From the moment the new film Last Vegas was first announced, it seemed like it was trying to be The Hangover for AARP members. After all, the four old stars—Michael Douglas, Robert DeNiro, Morgan Freeman and Kevin Kline—individually unable to draw flies at the box office anymore—were being dropped into Sin City for a wild bachelor party weekend.
Such an obvious knock-off could have spelled trouble. The Hangover movies overstayed their welcome with two progressively worse sequels. And who wants to see four guys approaching 70 hitting on coeds and twenty-something women for two hours?
But Douglas has long protested such assumptions, insisting that Last Vegas is a much different movie than those raunchy predecessors. And he’s right, with his film delivering a fun romp that actually has some emotional resonance to go with its wild moments.
The movie kicks off in 1955, when the friends were 12 years old and calling themselves the “Flatbush Four,” chasing girls and engaging in neighborhood escapades. But in a hilarious switch, the movie cuts to the present day with a title card reading “58 Years Later” and shows that Sam (Kline) has been married 40 years and is already trapped in a retirement community with much older people, while Archie (Freeman) recently suffered a minor stroke that resulted in his overly concerned son keeping him on house arrest, and Paddy (DeNiro) has spent the past year wearing a bathrobe in his apartment and mourning the loss of his wife.
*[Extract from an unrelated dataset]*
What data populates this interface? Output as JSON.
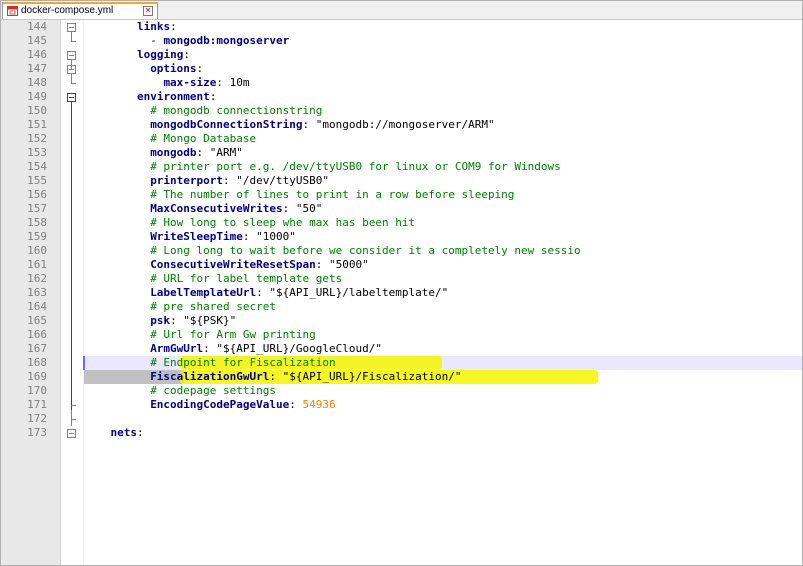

That leaves it up to Billy (Douglas) to be living the high life, shacked up with a 31-year-old girlfriend in a Malibu beach house until he’s forced to perform the eulogy at the funeral of a friend who was just two years older than himself. Feeling his mortality while up at the pulpit, Billy vows to live life to the fullest and proposes to his girlfriend right there at the service.
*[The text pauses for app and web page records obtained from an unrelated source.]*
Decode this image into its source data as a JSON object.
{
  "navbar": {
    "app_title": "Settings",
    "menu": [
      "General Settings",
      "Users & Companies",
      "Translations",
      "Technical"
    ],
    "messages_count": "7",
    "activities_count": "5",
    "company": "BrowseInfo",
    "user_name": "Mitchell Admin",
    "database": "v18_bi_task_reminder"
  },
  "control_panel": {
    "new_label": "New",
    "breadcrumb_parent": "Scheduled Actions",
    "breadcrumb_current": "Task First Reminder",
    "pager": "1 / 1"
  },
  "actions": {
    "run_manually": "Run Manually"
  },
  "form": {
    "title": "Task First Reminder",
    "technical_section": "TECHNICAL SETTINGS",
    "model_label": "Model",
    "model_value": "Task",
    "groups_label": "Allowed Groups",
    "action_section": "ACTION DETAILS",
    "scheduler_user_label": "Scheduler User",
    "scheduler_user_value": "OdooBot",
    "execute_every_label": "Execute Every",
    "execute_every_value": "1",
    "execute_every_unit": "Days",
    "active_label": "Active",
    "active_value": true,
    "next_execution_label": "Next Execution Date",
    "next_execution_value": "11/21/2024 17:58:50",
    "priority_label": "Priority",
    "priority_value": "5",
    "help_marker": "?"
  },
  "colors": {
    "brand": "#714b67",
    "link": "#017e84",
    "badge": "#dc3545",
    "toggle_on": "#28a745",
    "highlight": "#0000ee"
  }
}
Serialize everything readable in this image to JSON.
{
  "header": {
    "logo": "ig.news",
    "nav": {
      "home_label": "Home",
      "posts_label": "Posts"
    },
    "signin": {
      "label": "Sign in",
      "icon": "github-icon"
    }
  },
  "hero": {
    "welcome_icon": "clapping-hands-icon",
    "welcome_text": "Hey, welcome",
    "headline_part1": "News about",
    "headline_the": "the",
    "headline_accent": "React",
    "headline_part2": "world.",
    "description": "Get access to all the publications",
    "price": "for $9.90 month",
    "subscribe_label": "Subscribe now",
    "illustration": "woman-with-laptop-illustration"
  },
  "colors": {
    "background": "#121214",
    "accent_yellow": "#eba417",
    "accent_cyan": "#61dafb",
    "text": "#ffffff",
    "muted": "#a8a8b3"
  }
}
And so the four friends reunite in Vegas for Billy’s bachelor party weekend, with each of Billy’s buddies hoping to recapture some magic of their own while Billy suddenly gets cold feet. The reason for his reticence is a lounge singer (Mary Steenburgen) he stumbles upon and has an instant connection with, a connection that is age-appropriate and makes him realize that at 70 it may be time to grow up.
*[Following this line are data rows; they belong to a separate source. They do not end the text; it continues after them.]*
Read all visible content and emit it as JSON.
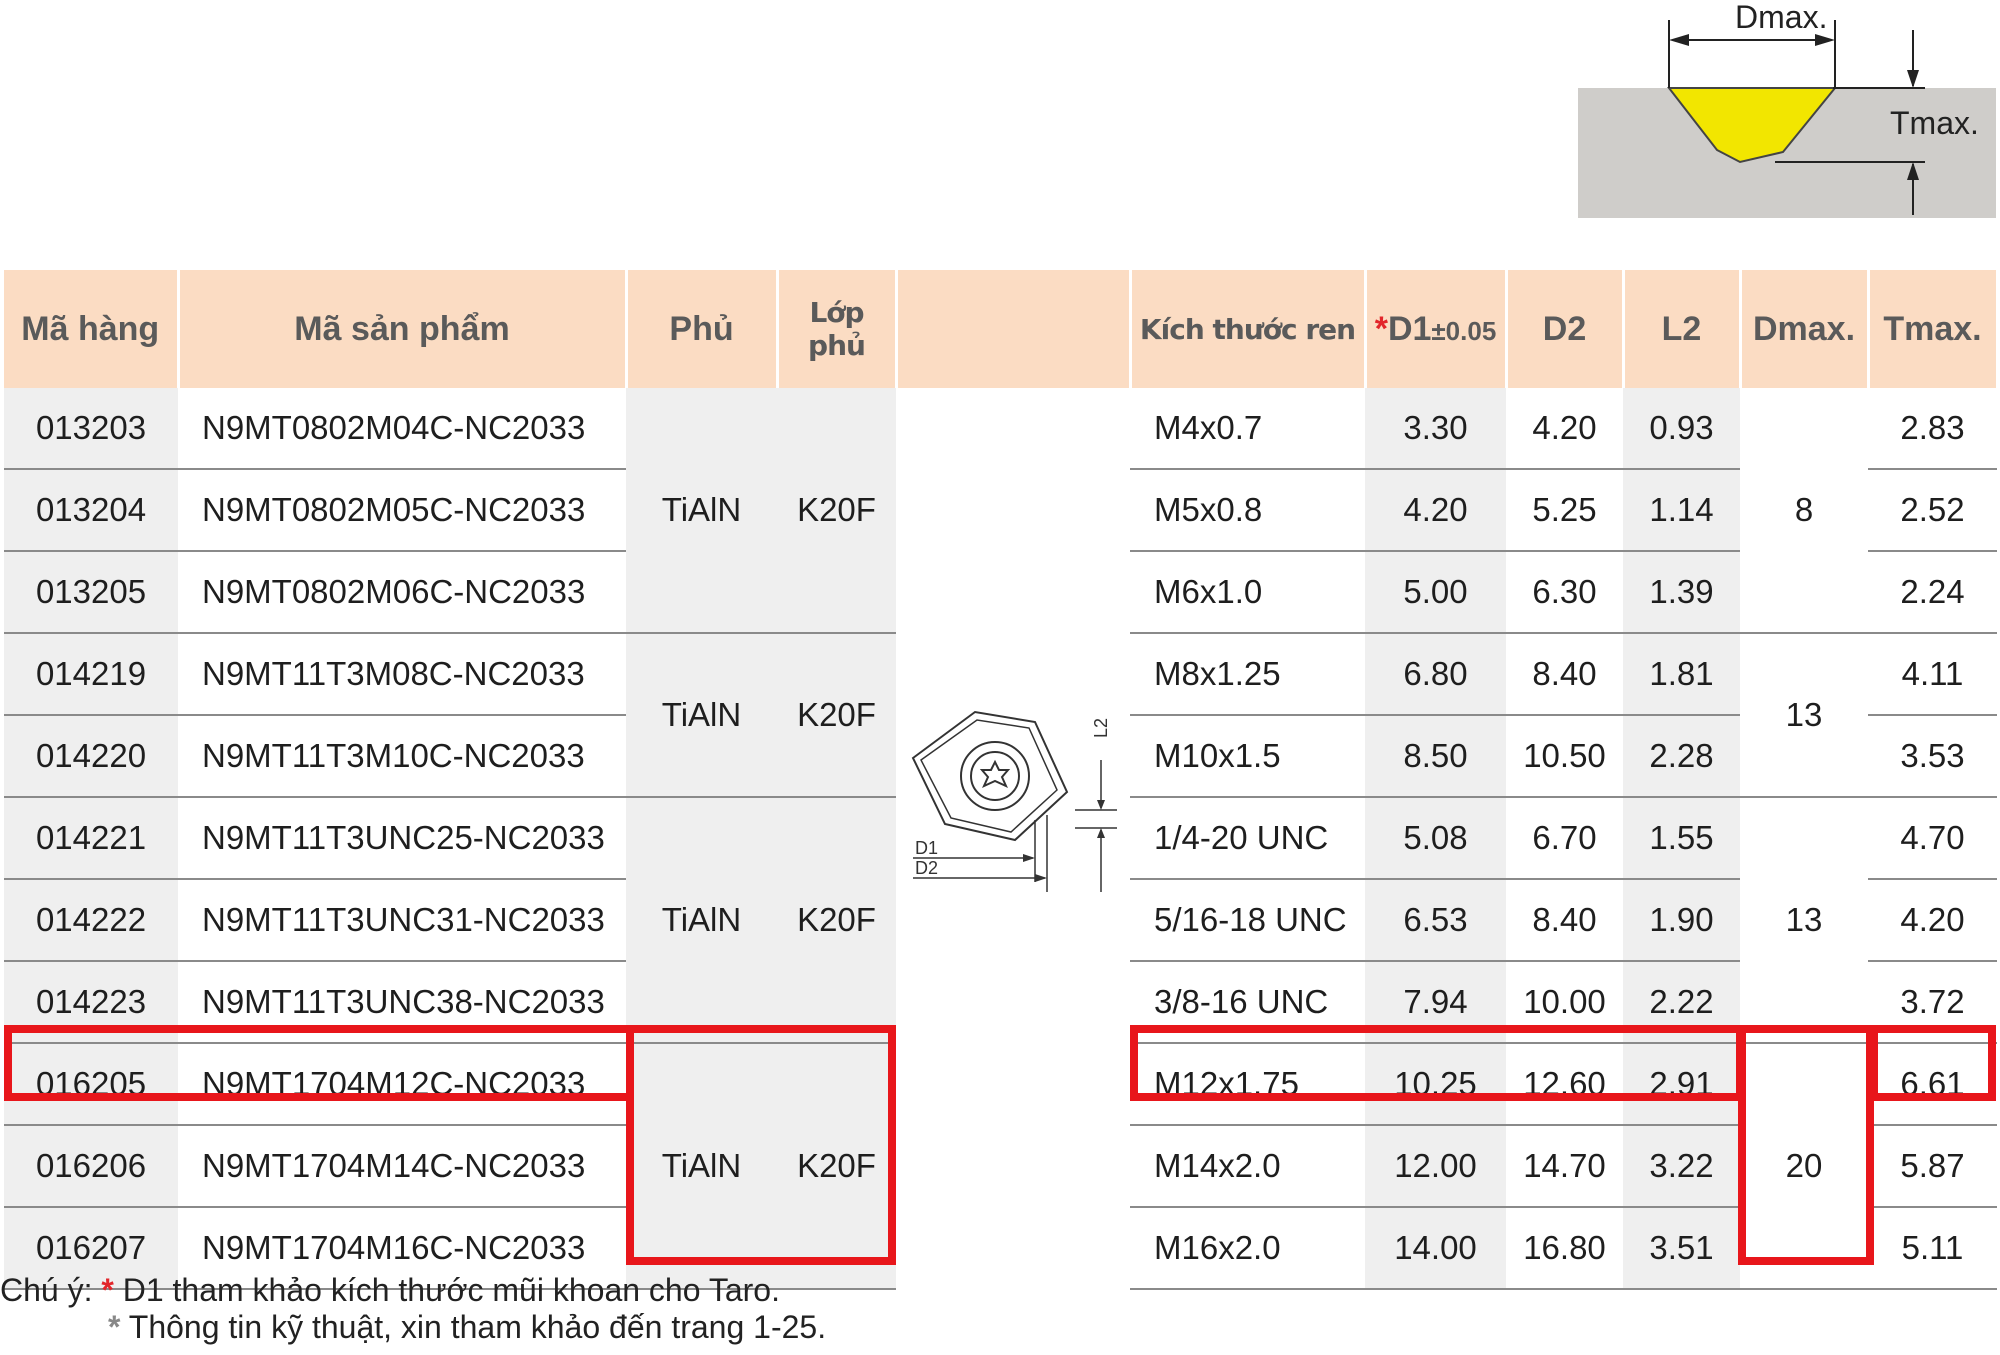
{
  "diagram": {
    "dmax_label": "Dmax.",
    "tmax_label": "Tmax.",
    "yellow": "#f2e600",
    "gray_block": "#cfcdca"
  },
  "headers": {
    "ma_hang": "Mã hàng",
    "ma_san_pham": "Mã sản phẩm",
    "phu": "Phủ",
    "lop_phu": "Lớp phủ",
    "figure": "",
    "kich_thuoc_ren": "Kích thước ren",
    "d1_star": "*",
    "d1": "D1",
    "d1_tol": "±0.05",
    "d2": "D2",
    "l2": "L2",
    "dmax": "Dmax.",
    "tmax": "Tmax."
  },
  "groups": [
    {
      "phu": "TiAlN",
      "lop_phu": "K20F",
      "dmax": "8"
    },
    {
      "phu": "TiAlN",
      "lop_phu": "K20F",
      "dmax": "13"
    },
    {
      "phu": "TiAlN",
      "lop_phu": "K20F",
      "dmax": "13"
    },
    {
      "phu": "TiAlN",
      "lop_phu": "K20F",
      "dmax": "20"
    }
  ],
  "rows": [
    {
      "ma_hang": "013203",
      "ma_san_pham": "N9MT0802M04C-NC2033",
      "ren": "M4x0.7",
      "d1": "3.30",
      "d2": "4.20",
      "l2": "0.93",
      "tmax": "2.83"
    },
    {
      "ma_hang": "013204",
      "ma_san_pham": "N9MT0802M05C-NC2033",
      "ren": "M5x0.8",
      "d1": "4.20",
      "d2": "5.25",
      "l2": "1.14",
      "tmax": "2.52"
    },
    {
      "ma_hang": "013205",
      "ma_san_pham": "N9MT0802M06C-NC2033",
      "ren": "M6x1.0",
      "d1": "5.00",
      "d2": "6.30",
      "l2": "1.39",
      "tmax": "2.24"
    },
    {
      "ma_hang": "014219",
      "ma_san_pham": "N9MT11T3M08C-NC2033",
      "ren": "M8x1.25",
      "d1": "6.80",
      "d2": "8.40",
      "l2": "1.81",
      "tmax": "4.11"
    },
    {
      "ma_hang": "014220",
      "ma_san_pham": "N9MT11T3M10C-NC2033",
      "ren": "M10x1.5",
      "d1": "8.50",
      "d2": "10.50",
      "l2": "2.28",
      "tmax": "3.53"
    },
    {
      "ma_hang": "014221",
      "ma_san_pham": "N9MT11T3UNC25-NC2033",
      "ren": "1/4-20 UNC",
      "d1": "5.08",
      "d2": "6.70",
      "l2": "1.55",
      "tmax": "4.70"
    },
    {
      "ma_hang": "014222",
      "ma_san_pham": "N9MT11T3UNC31-NC2033",
      "ren": "5/16-18 UNC",
      "d1": "6.53",
      "d2": "8.40",
      "l2": "1.90",
      "tmax": "4.20"
    },
    {
      "ma_hang": "014223",
      "ma_san_pham": "N9MT11T3UNC38-NC2033",
      "ren": "3/8-16 UNC",
      "d1": "7.94",
      "d2": "10.00",
      "l2": "2.22",
      "tmax": "3.72"
    },
    {
      "ma_hang": "016205",
      "ma_san_pham": "N9MT1704M12C-NC2033",
      "ren": "M12x1.75",
      "d1": "10.25",
      "d2": "12.60",
      "l2": "2.91",
      "tmax": "6.61"
    },
    {
      "ma_hang": "016206",
      "ma_san_pham": "N9MT1704M14C-NC2033",
      "ren": "M14x2.0",
      "d1": "12.00",
      "d2": "14.70",
      "l2": "3.22",
      "tmax": "5.87"
    },
    {
      "ma_hang": "016207",
      "ma_san_pham": "N9MT1704M16C-NC2033",
      "ren": "M16x2.0",
      "d1": "14.00",
      "d2": "16.80",
      "l2": "3.51",
      "tmax": "5.11"
    }
  ],
  "insert_figure": {
    "l2_label": "L2",
    "d1_label": "D1",
    "d2_label": "D2"
  },
  "highlight_color": "#e8161b",
  "footnote": {
    "prefix": "Chú ý:",
    "star": "*",
    "line1": "D1 tham khảo kích thước mũi khoan cho Taro.",
    "line2": "Thông tin kỹ thuật, xin tham khảo đến trang 1-25."
  }
}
There are plenty of rowdy moments along the way. For instance, Sam is surprised to find his wife has given him an envelope containing a condom, a Viagra pill and a “what happens in Vegas stays in Vegas” note, before setting out to use his free weekend pass. Archie is dying to gamble and drink, with funny results, and Paddy is desperate to break out of his depression.
One big reason this all works is the script by Dan Fogelman, whose wise, warm and witty work in 2011’s hit romantic comedy Crazy Stupid Love also dug deep, albeit exploring middle-aged marriage and life crises. Last Vegas isn’t quite as good as Crazy, mainly because Vegas’ older characters dictate that the story take a breather at times with dialogue-heavy scenes that slow the pace a tad too much, and because the movie pulls its punches in a few moments in which younger characters might have gotten away with raunchier twists.
But while this movie should be fun for anyone, it’s also really aimed at older audiences, which probably appreciate a bit of restraint. Regardless, it’s refreshing to see these four movie stars work their magic in roles that let them have fun again after Douglas spent the past decade battling cancer, playing Liberace on HBO and starring in small-scaled mediocrities that barely registered on the public radar. As the ringleader of this fantastic foursome, he has a wicked charm that’s impressively contrasted by some truly emotional moments later in the film.
DeNiro, meanwhile, proves that his Oscar-nominated comeback in The Silver Linings Playbook was no fluke and invests energy and grace into his role, particularly in a poetic moment of shadowboxing after he knocks out a surly club kid. Freeman gets to shake off the staid, God-type roles he’s been shackled with for the past decade and have some fun, while Kline is a delight to watch after years in which he seemed to utterly disappear from movie theaters.
Steenburgen is also a lovely surprise, adding feminine charm to the comic testosterone. Director Jon Turteltaub (National Treasure, Cool Runnings) shakes this comic cocktail expertly, delivering his own best crowd-pleaser in years and making a night out at the movies with these five acting pros a winning bet.